**Your objective:**
Write out each line of the material below exactly as given.

Material for this task Start Marker

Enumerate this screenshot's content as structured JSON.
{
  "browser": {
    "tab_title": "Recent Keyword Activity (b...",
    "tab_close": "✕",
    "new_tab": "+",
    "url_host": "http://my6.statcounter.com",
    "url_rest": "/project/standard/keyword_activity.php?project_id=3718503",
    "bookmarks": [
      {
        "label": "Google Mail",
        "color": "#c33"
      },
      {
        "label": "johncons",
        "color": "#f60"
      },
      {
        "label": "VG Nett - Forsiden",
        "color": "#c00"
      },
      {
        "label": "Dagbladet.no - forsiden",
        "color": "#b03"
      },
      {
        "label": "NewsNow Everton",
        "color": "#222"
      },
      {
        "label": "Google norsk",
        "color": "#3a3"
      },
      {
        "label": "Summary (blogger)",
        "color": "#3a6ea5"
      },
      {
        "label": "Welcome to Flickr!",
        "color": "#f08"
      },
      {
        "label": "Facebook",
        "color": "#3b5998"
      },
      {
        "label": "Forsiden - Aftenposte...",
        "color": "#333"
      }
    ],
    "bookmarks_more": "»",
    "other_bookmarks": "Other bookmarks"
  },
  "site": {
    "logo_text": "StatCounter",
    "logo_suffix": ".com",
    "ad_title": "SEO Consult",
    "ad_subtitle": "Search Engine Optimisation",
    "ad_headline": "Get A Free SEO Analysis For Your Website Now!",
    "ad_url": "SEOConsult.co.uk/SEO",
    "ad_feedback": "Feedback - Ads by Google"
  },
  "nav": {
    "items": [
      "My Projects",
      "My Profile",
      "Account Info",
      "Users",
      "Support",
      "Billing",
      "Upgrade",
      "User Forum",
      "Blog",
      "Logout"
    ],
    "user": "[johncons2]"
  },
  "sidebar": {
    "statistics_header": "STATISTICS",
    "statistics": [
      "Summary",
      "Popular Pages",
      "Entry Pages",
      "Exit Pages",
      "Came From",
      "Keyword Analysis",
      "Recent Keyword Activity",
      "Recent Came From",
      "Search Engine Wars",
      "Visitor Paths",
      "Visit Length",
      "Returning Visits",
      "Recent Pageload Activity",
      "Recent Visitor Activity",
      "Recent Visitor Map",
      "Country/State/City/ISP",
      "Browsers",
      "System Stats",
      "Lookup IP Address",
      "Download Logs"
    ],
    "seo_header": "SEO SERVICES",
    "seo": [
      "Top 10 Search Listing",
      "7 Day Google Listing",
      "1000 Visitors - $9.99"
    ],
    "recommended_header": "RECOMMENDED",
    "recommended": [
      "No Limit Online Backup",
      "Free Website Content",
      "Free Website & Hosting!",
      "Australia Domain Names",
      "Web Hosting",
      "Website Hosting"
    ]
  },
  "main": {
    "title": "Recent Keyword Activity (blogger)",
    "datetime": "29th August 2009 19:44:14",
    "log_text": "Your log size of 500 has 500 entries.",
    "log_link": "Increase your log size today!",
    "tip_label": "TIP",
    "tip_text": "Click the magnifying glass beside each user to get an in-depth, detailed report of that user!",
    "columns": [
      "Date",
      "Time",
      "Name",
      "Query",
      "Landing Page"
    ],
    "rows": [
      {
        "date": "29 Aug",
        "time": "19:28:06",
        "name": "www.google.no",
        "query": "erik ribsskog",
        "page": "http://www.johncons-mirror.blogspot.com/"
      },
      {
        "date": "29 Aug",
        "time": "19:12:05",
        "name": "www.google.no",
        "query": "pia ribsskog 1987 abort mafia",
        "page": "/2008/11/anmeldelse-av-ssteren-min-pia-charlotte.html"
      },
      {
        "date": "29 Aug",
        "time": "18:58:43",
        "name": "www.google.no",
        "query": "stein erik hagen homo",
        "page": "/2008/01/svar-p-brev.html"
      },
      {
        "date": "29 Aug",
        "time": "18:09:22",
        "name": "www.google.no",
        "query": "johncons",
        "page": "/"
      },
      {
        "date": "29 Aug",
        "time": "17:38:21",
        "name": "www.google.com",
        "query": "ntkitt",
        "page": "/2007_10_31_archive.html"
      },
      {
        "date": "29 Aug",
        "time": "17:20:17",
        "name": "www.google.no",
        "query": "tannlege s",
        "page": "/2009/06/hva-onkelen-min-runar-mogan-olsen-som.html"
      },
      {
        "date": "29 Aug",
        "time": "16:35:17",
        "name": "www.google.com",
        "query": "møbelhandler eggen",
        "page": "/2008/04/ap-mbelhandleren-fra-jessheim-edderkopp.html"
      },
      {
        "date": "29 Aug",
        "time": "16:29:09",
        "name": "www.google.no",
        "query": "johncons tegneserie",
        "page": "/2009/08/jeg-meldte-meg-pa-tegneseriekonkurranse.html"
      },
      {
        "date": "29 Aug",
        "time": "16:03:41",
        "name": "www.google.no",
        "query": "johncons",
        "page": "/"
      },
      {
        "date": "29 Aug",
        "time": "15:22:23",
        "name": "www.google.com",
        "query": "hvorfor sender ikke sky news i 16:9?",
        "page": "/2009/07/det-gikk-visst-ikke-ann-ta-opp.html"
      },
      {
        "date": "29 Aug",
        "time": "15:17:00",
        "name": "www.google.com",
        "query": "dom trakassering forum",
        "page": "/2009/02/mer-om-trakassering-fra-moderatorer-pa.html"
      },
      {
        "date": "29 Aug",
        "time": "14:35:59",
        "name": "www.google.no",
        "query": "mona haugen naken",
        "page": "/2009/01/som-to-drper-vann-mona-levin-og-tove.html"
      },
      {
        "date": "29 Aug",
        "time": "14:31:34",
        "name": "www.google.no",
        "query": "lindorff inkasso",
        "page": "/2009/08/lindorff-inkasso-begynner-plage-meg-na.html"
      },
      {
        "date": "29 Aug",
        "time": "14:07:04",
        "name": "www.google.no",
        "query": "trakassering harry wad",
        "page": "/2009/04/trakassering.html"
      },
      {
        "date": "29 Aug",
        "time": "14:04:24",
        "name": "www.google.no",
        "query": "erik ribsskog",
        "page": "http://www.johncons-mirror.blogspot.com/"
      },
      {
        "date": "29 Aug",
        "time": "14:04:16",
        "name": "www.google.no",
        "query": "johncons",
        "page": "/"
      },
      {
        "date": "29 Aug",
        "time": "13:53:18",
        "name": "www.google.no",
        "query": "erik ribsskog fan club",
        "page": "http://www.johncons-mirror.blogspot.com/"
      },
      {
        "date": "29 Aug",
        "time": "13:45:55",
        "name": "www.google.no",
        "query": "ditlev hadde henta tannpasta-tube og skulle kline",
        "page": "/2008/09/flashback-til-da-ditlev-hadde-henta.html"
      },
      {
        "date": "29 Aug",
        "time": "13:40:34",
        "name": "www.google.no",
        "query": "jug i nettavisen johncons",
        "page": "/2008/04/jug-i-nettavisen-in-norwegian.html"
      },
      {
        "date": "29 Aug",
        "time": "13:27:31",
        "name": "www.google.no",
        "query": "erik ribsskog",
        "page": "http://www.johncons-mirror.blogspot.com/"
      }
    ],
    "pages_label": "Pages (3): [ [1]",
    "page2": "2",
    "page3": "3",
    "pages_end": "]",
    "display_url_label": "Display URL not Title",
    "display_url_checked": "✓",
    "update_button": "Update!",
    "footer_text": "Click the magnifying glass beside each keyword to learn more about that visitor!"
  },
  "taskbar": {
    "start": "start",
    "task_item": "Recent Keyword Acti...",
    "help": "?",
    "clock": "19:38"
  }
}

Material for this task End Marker

**Written response:**
Enumerate this screenshot's content as structured JSON.
{
  "browser": {
    "tab_title": "Recent Keyword Activity (b...",
    "tab_close": "✕",
    "new_tab": "+",
    "url_host": "http://my6.statcounter.com",
    "url_rest": "/project/standard/keyword_activity.php?project_id=3718503",
    "bookmarks": [
      {
        "label": "Google Mail",
        "color": "#c33"
      },
      {
        "label": "johncons",
        "color": "#f60"
      },
      {
        "label": "VG Nett - Forsiden",
        "color": "#c00"
      },
      {
        "label": "Dagbladet.no - forsiden",
        "color": "#b03"
      },
      {
        "label": "NewsNow Everton",
        "color": "#222"
      },
      {
        "label": "Google norsk",
        "color": "#3a3"
      },
      {
        "label": "Summary (blogger)",
        "color": "#3a6ea5"
      },
      {
        "label": "Welcome to Flickr!",
        "color": "#f08"
      },
      {
        "label": "Facebook",
        "color": "#3b5998"
      },
      {
        "label": "Forsiden - Aftenposte...",
        "color": "#333"
      }
    ],
    "bookmarks_more": "»",
    "other_bookmarks": "Other bookmarks"
  },
  "site": {
    "logo_text": "StatCounter",
    "logo_suffix": ".com",
    "ad_title": "SEO Consult",
    "ad_subtitle": "Search Engine Optimisation",
    "ad_headline": "Get A Free SEO Analysis For Your Website Now!",
    "ad_url": "SEOConsult.co.uk/SEO",
    "ad_feedback": "Feedback - Ads by Google"
  },
  "nav": {
    "items": [
      "My Projects",
      "My Profile",
      "Account Info",
      "Users",
      "Support",
      "Billing",
      "Upgrade",
      "User Forum",
      "Blog",
      "Logout"
    ],
    "user": "[johncons2]"
  },
  "sidebar": {
    "statistics_header": "STATISTICS",
    "statistics": [
      "Summary",
      "Popular Pages",
      "Entry Pages",
      "Exit Pages",
      "Came From",
      "Keyword Analysis",
      "Recent Keyword Activity",
      "Recent Came From",
      "Search Engine Wars",
      "Visitor Paths",
      "Visit Length",
      "Returning Visits",
      "Recent Pageload Activity",
      "Recent Visitor Activity",
      "Recent Visitor Map",
      "Country/State/City/ISP",
      "Browsers",
      "System Stats",
      "Lookup IP Address",
      "Download Logs"
    ],
    "seo_header": "SEO SERVICES",
    "seo": [
      "Top 10 Search Listing",
      "7 Day Google Listing",
      "1000 Visitors - $9.99"
    ],
    "recommended_header": "RECOMMENDED",
    "recommended": [
      "No Limit Online Backup",
      "Free Website Content",
      "Free Website & Hosting!",
      "Australia Domain Names",
      "Web Hosting",
      "Website Hosting"
    ]
  },
  "main": {
    "title": "Recent Keyword Activity (blogger)",
    "datetime": "29th August 2009 19:44:14",
    "log_text": "Your log size of 500 has 500 entries.",
    "log_link": "Increase your log size today!",
    "tip_label": "TIP",
    "tip_text": "Click the magnifying glass beside each user to get an in-depth, detailed report of that user!",
    "columns": [
      "Date",
      "Time",
      "Name",
      "Query",
      "Landing Page"
    ],
    "rows": [
      {
        "date": "29 Aug",
        "time": "19:28:06",
        "name": "www.google.no",
        "query": "erik ribsskog",
        "page": "http://www.johncons-mirror.blogspot.com/"
      },
      {
        "date": "29 Aug",
        "time": "19:12:05",
        "name": "www.google.no",
        "query": "pia ribsskog 1987 abort mafia",
        "page": "/2008/11/anmeldelse-av-ssteren-min-pia-charlotte.html"
      },
      {
        "date": "29 Aug",
        "time": "18:58:43",
        "name": "www.google.no",
        "query": "stein erik hagen homo",
        "page": "/2008/01/svar-p-brev.html"
      },
      {
        "date": "29 Aug",
        "time": "18:09:22",
        "name": "www.google.no",
        "query": "johncons",
        "page": "/"
      },
      {
        "date": "29 Aug",
        "time": "17:38:21",
        "name": "www.google.com",
        "query": "ntkitt",
        "page": "/2007_10_31_archive.html"
      },
      {
        "date": "29 Aug",
        "time": "17:20:17",
        "name": "www.google.no",
        "query": "tannlege s",
        "page": "/2009/06/hva-onkelen-min-runar-mogan-olsen-som.html"
      },
      {
        "date": "29 Aug",
        "time": "16:35:17",
        "name": "www.google.com",
        "query": "møbelhandler eggen",
        "page": "/2008/04/ap-mbelhandleren-fra-jessheim-edderkopp.html"
      },
      {
        "date": "29 Aug",
        "time": "16:29:09",
        "name": "www.google.no",
        "query": "johncons tegneserie",
        "page": "/2009/08/jeg-meldte-meg-pa-tegneseriekonkurranse.html"
      },
      {
        "date": "29 Aug",
        "time": "16:03:41",
        "name": "www.google.no",
        "query": "johncons",
        "page": "/"
      },
      {
        "date": "29 Aug",
        "time": "15:22:23",
        "name": "www.google.com",
        "query": "hvorfor sender ikke sky news i 16:9?",
        "page": "/2009/07/det-gikk-visst-ikke-ann-ta-opp.html"
      },
      {
        "date": "29 Aug",
        "time": "15:17:00",
        "name": "www.google.com",
        "query": "dom trakassering forum",
        "page": "/2009/02/mer-om-trakassering-fra-moderatorer-pa.html"
      },
      {
        "date": "29 Aug",
        "time": "14:35:59",
        "name": "www.google.no",
        "query": "mona haugen naken",
        "page": "/2009/01/som-to-drper-vann-mona-levin-og-tove.html"
      },
      {
        "date": "29 Aug",
        "time": "14:31:34",
        "name": "www.google.no",
        "query": "lindorff inkasso",
        "page": "/2009/08/lindorff-inkasso-begynner-plage-meg-na.html"
      },
      {
        "date": "29 Aug",
        "time": "14:07:04",
        "name": "www.google.no",
        "query": "trakassering harry wad",
        "page": "/2009/04/trakassering.html"
      },
      {
        "date": "29 Aug",
        "time": "14:04:24",
        "name": "www.google.no",
        "query": "erik ribsskog",
        "page": "http://www.johncons-mirror.blogspot.com/"
      },
      {
        "date": "29 Aug",
        "time": "14:04:16",
        "name": "www.google.no",
        "query": "johncons",
        "page": "/"
      },
      {
        "date": "29 Aug",
        "time": "13:53:18",
        "name": "www.google.no",
        "query": "erik ribsskog fan club",
        "page": "http://www.johncons-mirror.blogspot.com/"
      },
      {
        "date": "29 Aug",
        "time": "13:45:55",
        "name": "www.google.no",
        "query": "ditlev hadde henta tannpasta-tube og skulle kline",
        "page": "/2008/09/flashback-til-da-ditlev-hadde-henta.html"
      },
      {
        "date": "29 Aug",
        "time": "13:40:34",
        "name": "www.google.no",
        "query": "jug i nettavisen johncons",
        "page": "/2008/04/jug-i-nettavisen-in-norwegian.html"
      },
      {
        "date": "29 Aug",
        "time": "13:27:31",
        "name": "www.google.no",
        "query": "erik ribsskog",
        "page": "http://www.johncons-mirror.blogspot.com/"
      }
    ],
    "pages_label": "Pages (3): [ [1]",
    "page2": "2",
    "page3": "3",
    "pages_end": "]",
    "display_url_label": "Display URL not Title",
    "display_url_checked": "✓",
    "update_button": "Update!",
    "footer_text": "Click the magnifying glass beside each keyword to learn more about that visitor!"
  },
  "taskbar": {
    "start": "start",
    "task_item": "Recent Keyword Acti...",
    "help": "?",
    "clock": "19:38"
  }
}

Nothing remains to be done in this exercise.